Data for this exercise:
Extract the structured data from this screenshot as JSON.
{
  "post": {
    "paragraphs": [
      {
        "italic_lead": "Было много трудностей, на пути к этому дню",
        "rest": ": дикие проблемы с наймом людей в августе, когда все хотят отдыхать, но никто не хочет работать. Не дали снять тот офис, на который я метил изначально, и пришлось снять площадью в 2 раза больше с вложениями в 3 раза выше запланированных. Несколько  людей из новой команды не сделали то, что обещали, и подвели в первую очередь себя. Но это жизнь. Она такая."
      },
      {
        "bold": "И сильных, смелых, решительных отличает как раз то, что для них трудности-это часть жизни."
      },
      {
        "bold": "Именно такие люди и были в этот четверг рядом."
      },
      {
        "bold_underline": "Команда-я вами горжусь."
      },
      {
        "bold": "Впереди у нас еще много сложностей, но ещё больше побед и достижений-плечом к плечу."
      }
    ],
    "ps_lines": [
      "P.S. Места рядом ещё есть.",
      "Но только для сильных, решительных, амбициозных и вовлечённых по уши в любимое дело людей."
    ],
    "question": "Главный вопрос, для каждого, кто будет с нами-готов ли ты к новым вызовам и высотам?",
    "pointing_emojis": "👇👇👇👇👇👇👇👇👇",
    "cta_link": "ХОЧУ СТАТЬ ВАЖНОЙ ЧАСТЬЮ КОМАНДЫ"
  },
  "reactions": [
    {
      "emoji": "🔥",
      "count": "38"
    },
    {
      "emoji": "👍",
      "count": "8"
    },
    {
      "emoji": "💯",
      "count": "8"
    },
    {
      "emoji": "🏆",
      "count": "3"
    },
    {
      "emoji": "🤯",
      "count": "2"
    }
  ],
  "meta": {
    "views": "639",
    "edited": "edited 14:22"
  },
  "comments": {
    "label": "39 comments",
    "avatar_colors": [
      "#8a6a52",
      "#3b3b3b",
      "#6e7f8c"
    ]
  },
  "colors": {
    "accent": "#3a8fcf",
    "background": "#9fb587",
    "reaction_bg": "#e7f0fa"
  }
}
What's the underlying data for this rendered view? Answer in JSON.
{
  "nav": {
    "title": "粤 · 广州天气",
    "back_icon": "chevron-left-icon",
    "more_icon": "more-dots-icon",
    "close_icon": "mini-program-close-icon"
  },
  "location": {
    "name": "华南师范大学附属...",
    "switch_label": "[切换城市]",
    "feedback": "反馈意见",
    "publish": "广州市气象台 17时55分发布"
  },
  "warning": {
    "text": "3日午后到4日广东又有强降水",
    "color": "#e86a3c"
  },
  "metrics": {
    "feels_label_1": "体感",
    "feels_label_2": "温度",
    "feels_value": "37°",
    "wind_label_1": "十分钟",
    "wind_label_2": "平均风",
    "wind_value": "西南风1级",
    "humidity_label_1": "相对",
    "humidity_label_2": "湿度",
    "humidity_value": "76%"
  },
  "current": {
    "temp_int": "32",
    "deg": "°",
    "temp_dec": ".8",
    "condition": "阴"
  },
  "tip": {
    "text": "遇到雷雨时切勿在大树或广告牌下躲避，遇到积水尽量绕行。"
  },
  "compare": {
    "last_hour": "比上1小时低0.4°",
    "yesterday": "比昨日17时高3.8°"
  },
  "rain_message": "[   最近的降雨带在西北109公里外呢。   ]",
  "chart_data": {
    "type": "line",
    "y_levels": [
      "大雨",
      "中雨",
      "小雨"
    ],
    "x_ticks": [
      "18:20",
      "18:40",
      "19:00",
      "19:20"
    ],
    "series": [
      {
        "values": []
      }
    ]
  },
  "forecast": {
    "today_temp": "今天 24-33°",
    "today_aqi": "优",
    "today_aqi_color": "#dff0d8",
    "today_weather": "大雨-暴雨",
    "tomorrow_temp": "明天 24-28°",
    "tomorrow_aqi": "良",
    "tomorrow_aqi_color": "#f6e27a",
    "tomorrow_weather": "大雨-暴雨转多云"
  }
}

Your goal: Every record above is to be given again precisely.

Written solution:
Extract the structured data from this screenshot as JSON.
{
  "post": {
    "paragraphs": [
      {
        "italic_lead": "Было много трудностей, на пути к этому дню",
        "rest": ": дикие проблемы с наймом людей в августе, когда все хотят отдыхать, но никто не хочет работать. Не дали снять тот офис, на который я метил изначально, и пришлось снять площадью в 2 раза больше с вложениями в 3 раза выше запланированных. Несколько  людей из новой команды не сделали то, что обещали, и подвели в первую очередь себя. Но это жизнь. Она такая."
      },
      {
        "bold": "И сильных, смелых, решительных отличает как раз то, что для них трудности-это часть жизни."
      },
      {
        "bold": "Именно такие люди и были в этот четверг рядом."
      },
      {
        "bold_underline": "Команда-я вами горжусь."
      },
      {
        "bold": "Впереди у нас еще много сложностей, но ещё больше побед и достижений-плечом к плечу."
      }
    ],
    "ps_lines": [
      "P.S. Места рядом ещё есть.",
      "Но только для сильных, решительных, амбициозных и вовлечённых по уши в любимое дело людей."
    ],
    "question": "Главный вопрос, для каждого, кто будет с нами-готов ли ты к новым вызовам и высотам?",
    "pointing_emojis": "👇👇👇👇👇👇👇👇👇",
    "cta_link": "ХОЧУ СТАТЬ ВАЖНОЙ ЧАСТЬЮ КОМАНДЫ"
  },
  "reactions": [
    {
      "emoji": "🔥",
      "count": "38"
    },
    {
      "emoji": "👍",
      "count": "8"
    },
    {
      "emoji": "💯",
      "count": "8"
    },
    {
      "emoji": "🏆",
      "count": "3"
    },
    {
      "emoji": "🤯",
      "count": "2"
    }
  ],
  "meta": {
    "views": "639",
    "edited": "edited 14:22"
  },
  "comments": {
    "label": "39 comments",
    "avatar_colors": [
      "#8a6a52",
      "#3b3b3b",
      "#6e7f8c"
    ]
  },
  "colors": {
    "accent": "#3a8fcf",
    "background": "#9fb587",
    "reaction_bg": "#e7f0fa"
  }
}
What's the underlying data for this rendered view? Answer in JSON.
{
  "nav": {
    "title": "粤 · 广州天气",
    "back_icon": "chevron-left-icon",
    "more_icon": "more-dots-icon",
    "close_icon": "mini-program-close-icon"
  },
  "location": {
    "name": "华南师范大学附属...",
    "switch_label": "[切换城市]",
    "feedback": "反馈意见",
    "publish": "广州市气象台 17时55分发布"
  },
  "warning": {
    "text": "3日午后到4日广东又有强降水",
    "color": "#e86a3c"
  },
  "metrics": {
    "feels_label_1": "体感",
    "feels_label_2": "温度",
    "feels_value": "37°",
    "wind_label_1": "十分钟",
    "wind_label_2": "平均风",
    "wind_value": "西南风1级",
    "humidity_label_1": "相对",
    "humidity_label_2": "湿度",
    "humidity_value": "76%"
  },
  "current": {
    "temp_int": "32",
    "deg": "°",
    "temp_dec": ".8",
    "condition": "阴"
  },
  "tip": {
    "text": "遇到雷雨时切勿在大树或广告牌下躲避，遇到积水尽量绕行。"
  },
  "compare": {
    "last_hour": "比上1小时低0.4°",
    "yesterday": "比昨日17时高3.8°"
  },
  "rain_message": "[   最近的降雨带在西北109公里外呢。   ]",
  "chart_data": {
    "type": "line",
    "y_levels": [
      "大雨",
      "中雨",
      "小雨"
    ],
    "x_ticks": [
      "18:20",
      "18:40",
      "19:00",
      "19:20"
    ],
    "series": [
      {
        "values": []
      }
    ]
  },
  "forecast": {
    "today_temp": "今天 24-33°",
    "today_aqi": "优",
    "today_aqi_color": "#dff0d8",
    "today_weather": "大雨-暴雨",
    "tomorrow_temp": "明天 24-28°",
    "tomorrow_aqi": "良",
    "tomorrow_aqi_color": "#f6e27a",
    "tomorrow_weather": "大雨-暴雨转多云"
  }
}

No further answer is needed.